Our Lawyer Spotlight series highlights Illinois lawyers who are demonstrating the ideals of professionalism in their daily lives. These attorneys are teaching us how to adapt and thrive in the changing legal environment.
Carl R. Draper is a partner at FeldmanWasser in Springfield, Ill., where he practices employment and administrative law, focusing specifically on individuals who are having legal issues with state agencies. He has also practiced civil rights law, representing individuals on civil rights claims, matters involving state government regulation, and many types of administrative hearings.
How is FeldmanWasser adapting to the changing work environment?
Working through this period of seclusion because of the COVID-19 pandemic has been a challenge for me and our firm. The biggest challenge is that we had to reduce staff to very limited hours initially and have gradually started allowing them to return to work. I have worked at home as well as at the office. I have been fortunate that in my office, I can seclude myself from much contact with others to safely comply with health recommendations. The bigger challenge, however, is dealing with clients.
What unique challenges do employment and administrative law attorneys face in navigating COVID-19?
This time of economic uncertainty has led to various disruptions in employment for many people. I had to become quickly familiar with the changes in federal law expanding employment protections and rights as well as expanded benefits for those who are unemployed. I have had an increasing number of new clients contact me about this economic crisis which, for each individual, is very personal. Not being able to meet in the office has had some impact. Clients turn to attorneys in a time of trouble and look to them for reassurance. Empathy is harder to convey in a telephone conversation and email.

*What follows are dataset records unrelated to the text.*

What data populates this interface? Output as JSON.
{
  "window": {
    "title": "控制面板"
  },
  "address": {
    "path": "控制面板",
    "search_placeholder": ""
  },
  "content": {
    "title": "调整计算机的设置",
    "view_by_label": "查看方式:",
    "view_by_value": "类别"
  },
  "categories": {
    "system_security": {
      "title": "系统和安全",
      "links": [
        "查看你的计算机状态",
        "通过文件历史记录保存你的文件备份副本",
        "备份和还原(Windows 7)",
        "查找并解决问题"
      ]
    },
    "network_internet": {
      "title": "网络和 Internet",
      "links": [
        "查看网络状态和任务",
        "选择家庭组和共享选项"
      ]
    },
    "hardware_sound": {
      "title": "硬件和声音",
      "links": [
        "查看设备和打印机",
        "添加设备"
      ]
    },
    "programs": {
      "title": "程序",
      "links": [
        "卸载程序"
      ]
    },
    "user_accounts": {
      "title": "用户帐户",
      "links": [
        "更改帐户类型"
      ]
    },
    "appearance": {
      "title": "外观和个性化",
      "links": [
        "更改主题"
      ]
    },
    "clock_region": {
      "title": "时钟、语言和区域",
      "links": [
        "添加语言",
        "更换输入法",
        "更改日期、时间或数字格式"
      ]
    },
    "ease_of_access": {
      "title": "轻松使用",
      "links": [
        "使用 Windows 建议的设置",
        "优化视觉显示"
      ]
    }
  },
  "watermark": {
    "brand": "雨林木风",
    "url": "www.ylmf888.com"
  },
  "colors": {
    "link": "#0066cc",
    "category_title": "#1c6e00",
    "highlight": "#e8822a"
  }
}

Unique challenges for the administrative law part of my practice has been the difficulty of conducting timely hearings. I represent individuals who face disciplinary action by state regulatory bodies. For the professions of those individuals, it is vital to resolve all regulatory issues as quickly as possible. The uncertainty of having state governmental action impacting a professional license is not only distressing but can be very disruptive to an individual’s career. I have participated in some video conferencing with success but would hope to avoid that for any final hearings. Other colleagues of mine who do administrative hearings have had almost no opportunity to conduct hearings for their clients. This led to a complete disruption of their law practice. Because that has not happened to me, I feel blessed.
How do you maintain civility in your practice during stressful situations?
Civility in the practice of law is always important. During the times of enhanced stress, I have found it even more important. I was fortunate as a young law school student to have a mentor advise me that building good working relationships with other attorneys or judges was vital to career success.
It is even more important in terms of achieving the goals of clients to resolve their disputes. I have been able over the years to work with state government attorneys, particularly those in the attorney general’s office who often are my opposing counsel. Because of my prior experience in that office, I always try to make that connection with lawyers representing state officials. Having a good working relationship allows advance preparation for trials with cooperative exchange of discovery and legal theory. I think it has enhanced my ability to get cases settled and avoid trial. At the same time, when trials are necessary it has helped both sides present the case in a manner focused on the triable issues that have to be resolved.
What long-term impacts will COVID-19 have on the legal profession?
The impact of the current COVID-19 pandemic will probably have some longer-term impacts on the legal profession. Initially, it may be months before society is able to return to “the way it was before.” It has accelerated efforts by the judiciary to explore ways to more expeditiously handle case management. I predict that it will lead to more court hearings conducted by video conference or telephone calls on routine matters like case management, discovery issues, and pre-trial motions. Hopefully, we will not replace all personal contact with these technology tools. Personal contact, face to face with other attorneys and judges, is important to build relationships of trust that enhance the profession.
How are you maintaining your work-life balance during the pandemic?
Trying to work through the balance of personal concerns and the pressures from the law office has been challenging. Working from home is far from productive. In practicing law for over 30 years, I am quite accustomed to having everything within my reach in my office – something that is not possible to duplicate at home. To make it more challenging, my spouse has been required to work from home during this time making that environment more distracting for both of us. I did not know how much the opportunity for us to go out to eat in the evening helped reduce stress and made personal life more enjoyable. I very much look forward to being able to do that and to visit with friends personally as we work through the recovery process.
Our Lawyer Spotlight recognizes attorneys throughout Illinois who are admired for their professionalism and civility. Check out more interviews with attorneys like Carl R. Draper here.